Provided records
####################

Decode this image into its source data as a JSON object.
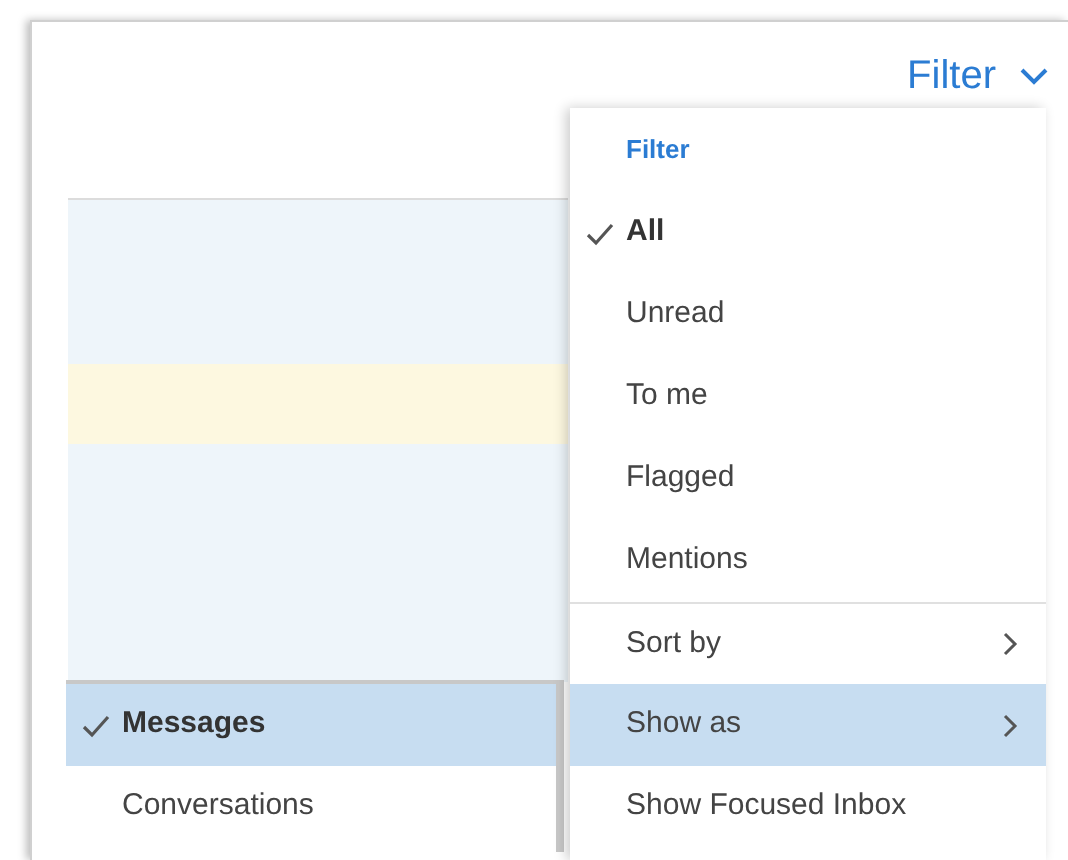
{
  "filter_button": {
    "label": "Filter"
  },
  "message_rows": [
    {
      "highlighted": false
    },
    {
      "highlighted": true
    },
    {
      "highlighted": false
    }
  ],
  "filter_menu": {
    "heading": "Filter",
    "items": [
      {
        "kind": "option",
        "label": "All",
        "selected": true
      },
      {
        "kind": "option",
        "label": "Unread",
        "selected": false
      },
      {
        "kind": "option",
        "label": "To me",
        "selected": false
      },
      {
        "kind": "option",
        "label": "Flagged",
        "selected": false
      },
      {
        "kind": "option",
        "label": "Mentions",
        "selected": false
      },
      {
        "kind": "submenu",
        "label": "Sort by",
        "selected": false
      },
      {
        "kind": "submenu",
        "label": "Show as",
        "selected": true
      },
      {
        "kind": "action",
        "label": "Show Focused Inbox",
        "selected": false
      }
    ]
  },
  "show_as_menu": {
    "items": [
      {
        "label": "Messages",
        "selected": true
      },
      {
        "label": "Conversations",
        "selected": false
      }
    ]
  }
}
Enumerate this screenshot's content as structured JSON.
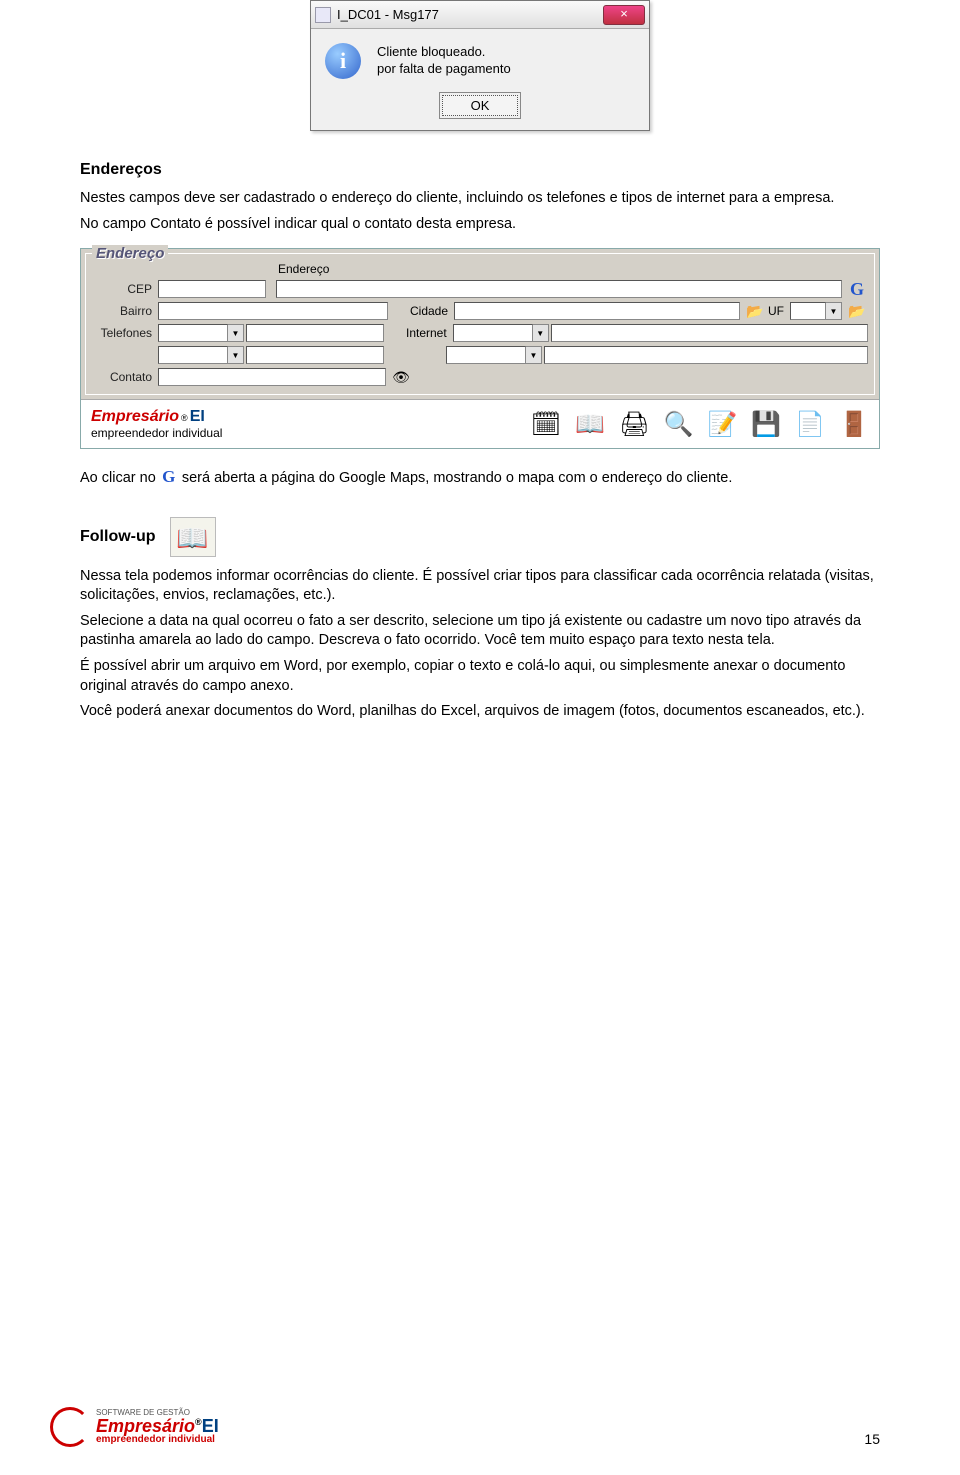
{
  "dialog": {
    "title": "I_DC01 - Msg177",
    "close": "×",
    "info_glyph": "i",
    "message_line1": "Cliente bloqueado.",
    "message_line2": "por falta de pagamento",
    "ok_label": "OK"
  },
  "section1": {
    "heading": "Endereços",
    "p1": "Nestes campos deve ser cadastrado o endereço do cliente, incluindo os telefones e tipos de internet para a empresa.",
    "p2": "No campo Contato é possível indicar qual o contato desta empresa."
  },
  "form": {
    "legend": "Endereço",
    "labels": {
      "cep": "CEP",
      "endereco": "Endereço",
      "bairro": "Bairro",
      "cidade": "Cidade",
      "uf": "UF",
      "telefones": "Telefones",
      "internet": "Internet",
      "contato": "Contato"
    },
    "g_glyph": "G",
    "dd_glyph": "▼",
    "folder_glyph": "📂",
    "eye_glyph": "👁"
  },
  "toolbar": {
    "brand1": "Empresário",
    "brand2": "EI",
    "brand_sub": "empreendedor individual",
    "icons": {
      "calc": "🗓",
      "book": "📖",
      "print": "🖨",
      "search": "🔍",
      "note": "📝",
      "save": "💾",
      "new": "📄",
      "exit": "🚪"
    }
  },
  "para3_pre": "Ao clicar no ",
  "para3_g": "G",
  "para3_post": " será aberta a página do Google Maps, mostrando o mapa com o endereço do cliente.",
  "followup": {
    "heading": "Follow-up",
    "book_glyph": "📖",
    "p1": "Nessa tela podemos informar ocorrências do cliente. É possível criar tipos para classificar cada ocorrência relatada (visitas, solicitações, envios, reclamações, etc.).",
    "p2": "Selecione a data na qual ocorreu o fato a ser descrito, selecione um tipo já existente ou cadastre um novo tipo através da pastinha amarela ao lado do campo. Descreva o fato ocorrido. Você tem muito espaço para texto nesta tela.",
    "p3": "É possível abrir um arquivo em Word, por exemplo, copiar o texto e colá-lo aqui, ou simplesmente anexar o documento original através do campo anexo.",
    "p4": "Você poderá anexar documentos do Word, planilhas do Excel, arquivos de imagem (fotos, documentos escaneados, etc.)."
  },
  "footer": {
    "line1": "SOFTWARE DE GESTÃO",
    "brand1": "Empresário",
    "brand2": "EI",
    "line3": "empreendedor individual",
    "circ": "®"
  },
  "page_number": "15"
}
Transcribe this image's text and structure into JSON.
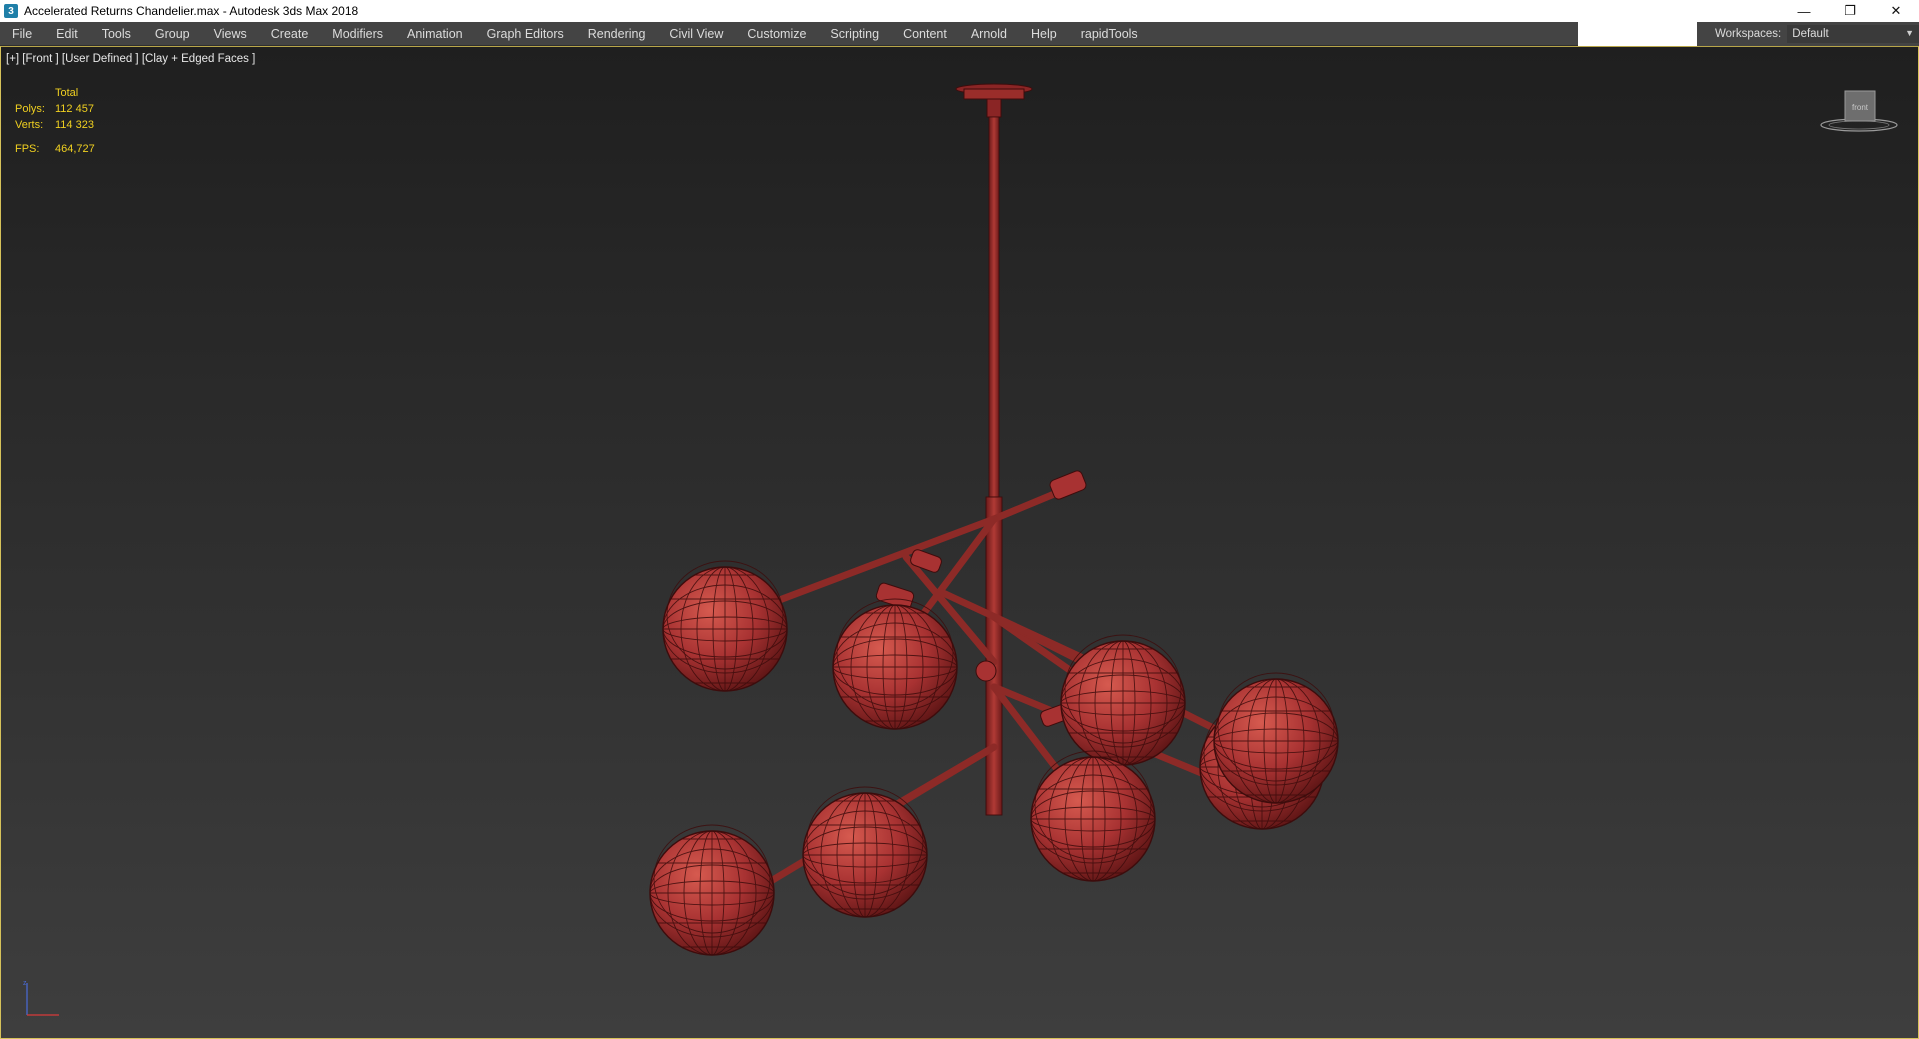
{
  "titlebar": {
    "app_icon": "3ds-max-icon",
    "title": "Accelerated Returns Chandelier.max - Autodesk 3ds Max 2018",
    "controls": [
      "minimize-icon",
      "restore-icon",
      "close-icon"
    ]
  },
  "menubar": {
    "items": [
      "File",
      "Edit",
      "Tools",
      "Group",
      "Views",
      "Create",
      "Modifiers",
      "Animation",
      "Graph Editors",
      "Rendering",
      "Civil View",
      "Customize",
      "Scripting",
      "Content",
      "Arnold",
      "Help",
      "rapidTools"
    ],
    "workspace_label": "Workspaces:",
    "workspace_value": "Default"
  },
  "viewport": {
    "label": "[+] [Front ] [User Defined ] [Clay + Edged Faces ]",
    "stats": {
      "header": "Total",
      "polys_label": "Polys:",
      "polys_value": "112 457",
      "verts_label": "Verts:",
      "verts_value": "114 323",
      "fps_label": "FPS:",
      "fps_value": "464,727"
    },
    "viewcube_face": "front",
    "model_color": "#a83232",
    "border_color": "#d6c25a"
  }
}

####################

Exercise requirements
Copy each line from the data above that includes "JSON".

Answer section
Decode this image into its source data as a JSON object.
Enumerate this screenshot's content as structured JSON.
Transcribe this image's text and structure into JSON.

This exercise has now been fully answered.